There are other, more existential reasons for concern, too. A hallmark of populist leaders is to tighten the state’s grip on the business sector — a phenomenon that Ian Bassin, a lawyer and pro-democracy activist, calls “autocratic capture.” To get a sense of how this works, consider Hungary under Prime Minister Viktor Orban, a close Trump ally.

Like Trump, Orban governed as a traditional, pro-business conservative during his first term as prime minister between 1998 and 2002, cutting taxes and lowering government spending, in part to prepare Hungary to join the European Union. But he has been a very different leader since returning to office in 2010. In order to consolidate and maintain his power, he has nationalized parts of the private sector, forced banks to reissue mortgages at more favorable rates, ordered utilities to lower prices, levied “crisis taxes” on various industries and imposed price caps on foreign-owned supermarkets. “Anything you were counting on by way of predictability just disappears,” Kim Lane Scheppele, a professor of sociology and international affairs at Princeton University and an expert on Hungarian politics and law, told me. Along the way, Orban has made his friends and family rich, starting investigations, blocking mergers and directing the passage of legislation to devalue some businesses, which has made them vulnerable to takeovers by his allies or the government.

During a recent visit to the United States, Orban was shunned by the Biden administration but welcomed to Mar-a-Lago by Trump. He also spoke at the Heritage Foundation, which has a formal cooperation agreement with a think tank that has close ties to Orban’s government, the Danube Institute. “It’s clear that Project 2025 is a direct copy of what Orban did in 2010,” Scheppele says. “The parallels are very deep between these guys.”

Privately, some business leaders and corporate executives have begun to express concern about at least some of what they are hearing from Trump. “They are ready to be galvanized into collective action if need be,” says Jeffrey Sonnenfeld, the founder and chief executive of the Chief Executive Leadership Institute at Yale. “But they aren’t going to speak out if it’s not necessary.”

It’s easy to understand their hesitation. A number of businesses have already faced punishing backlashes from conservatives for embracing social causes like L.G.B.T.Q. rights. And Trump would almost certainly not hesitate to use the levers of government against anyone who opposed him. In fact, he already appears to have done so. During his presidency, his otherwise merger-friendly administration sued to block AT&T’s purchase of CNN’s parent company, Time Warner, causing months of costly delays. The Justice Department has denied that Trump’s hostility to the news outfit influenced its decision. Either way, he is widely understood to be a vindictive man. “I am your retribution,” is how he put it to supporters on the campaign trail.
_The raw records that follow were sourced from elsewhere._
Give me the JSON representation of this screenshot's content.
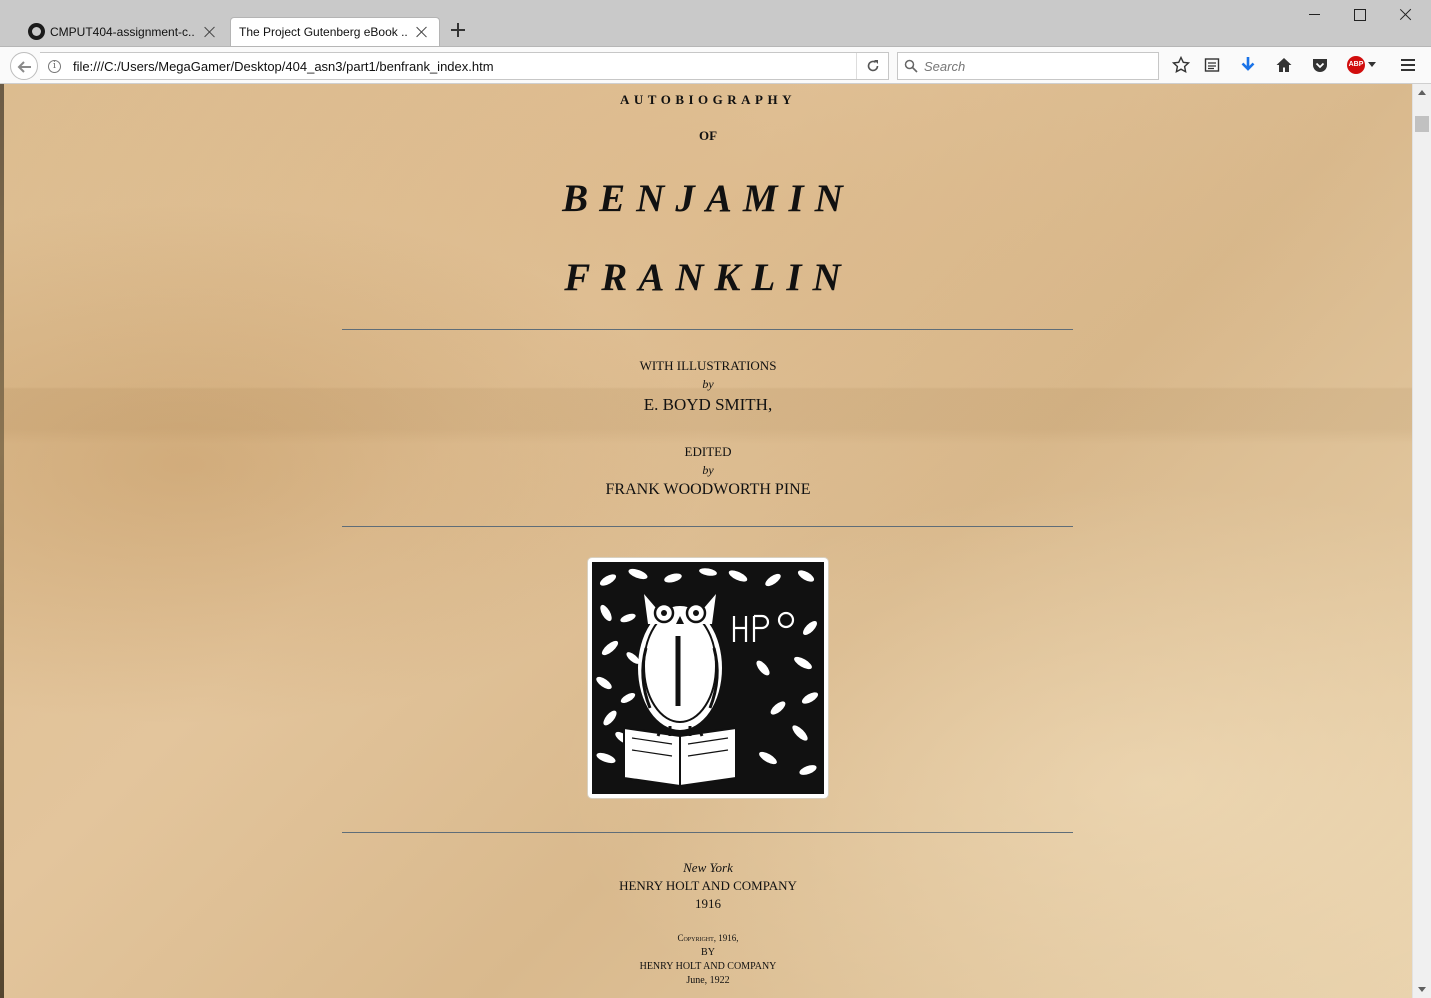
{
  "browser": {
    "tabs": [
      {
        "label": "CMPUT404-assignment-c...",
        "active": false,
        "icon": "github-icon"
      },
      {
        "label": "The Project Gutenberg eBook ...",
        "active": true
      }
    ],
    "url": "file:///C:/Users/MegaGamer/Desktop/404_asn3/part1/benfrank_index.htm",
    "search_placeholder": "Search",
    "toolbar_icons": [
      "bookmark-star-icon",
      "reading-list-icon",
      "download-icon",
      "home-icon",
      "pocket-icon",
      "adblock-plus-icon",
      "menu-icon"
    ],
    "abp_label": "ABP",
    "accent_colors": {
      "download": "#1a73e8",
      "adblock": "#d10d0d"
    }
  },
  "page": {
    "heading_small": "AUTOBIOGRAPHY",
    "heading_of": "OF",
    "name_first": "BENJAMIN",
    "name_last": "FRANKLIN",
    "illustrations_label": "WITH ILLUSTRATIONS",
    "by_1": "by",
    "illustrator": "E. BOYD SMITH,",
    "edited_label": "EDITED",
    "by_2": "by",
    "editor": "FRANK WOODWORTH PINE",
    "place": "New York",
    "publisher": "HENRY HOLT AND COMPANY",
    "year": "1916",
    "copyright_line": "Copyright, 1916,",
    "copyright_by": "BY",
    "copyright_publisher": "HENRY HOLT AND COMPANY",
    "copyright_date": "June, 1922",
    "colophon_icon": "owl-colophon-icon"
  }
}
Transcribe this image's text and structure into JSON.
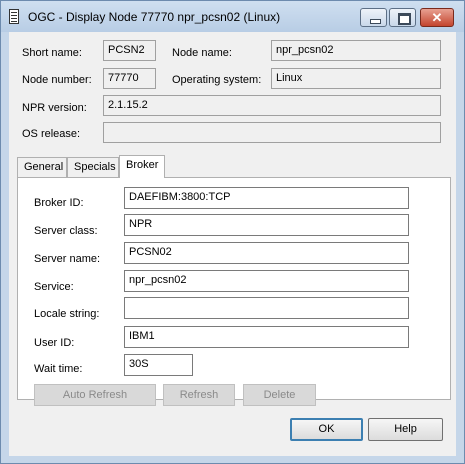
{
  "window": {
    "title": "OGC - Display Node 77770  npr_pcsn02 (Linux)"
  },
  "node": {
    "short_name_label": "Short name:",
    "short_name": "PCSN2",
    "node_name_label": "Node name:",
    "node_name": "npr_pcsn02",
    "node_number_label": "Node number:",
    "node_number": "77770",
    "os_label": "Operating system:",
    "os": "Linux",
    "npr_version_label": "NPR version:",
    "npr_version": "2.1.15.2",
    "os_release_label": "OS release:",
    "os_release": ""
  },
  "tabs": [
    {
      "label": "General"
    },
    {
      "label": "Specials"
    },
    {
      "label": "Broker"
    }
  ],
  "broker": {
    "broker_id_label": "Broker ID:",
    "broker_id": "DAEFIBM:3800:TCP",
    "server_class_label": "Server class:",
    "server_class": "NPR",
    "server_name_label": "Server name:",
    "server_name": "PCSN02",
    "service_label": "Service:",
    "service": "npr_pcsn02",
    "locale_label": "Locale string:",
    "locale": "",
    "user_id_label": "User ID:",
    "user_id": "IBM1",
    "wait_time_label": "Wait time:",
    "wait_time": "30S",
    "auto_refresh": "Auto Refresh",
    "refresh": "Refresh",
    "delete": "Delete"
  },
  "buttons": {
    "ok": "OK",
    "help": "Help"
  }
}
Speaking out could be scary. And yet the entire global economic order might be at risk. Enlightened self-interest typically requires businesses to stay on good terms with those in power, but for Dimon and the Davos set today, that may turn out to be a fatally short-term view. “The only thing we know for sure about globalization,” Harvard’s Abdelal says, “is that it’s desperately fragile and can easily be broken.”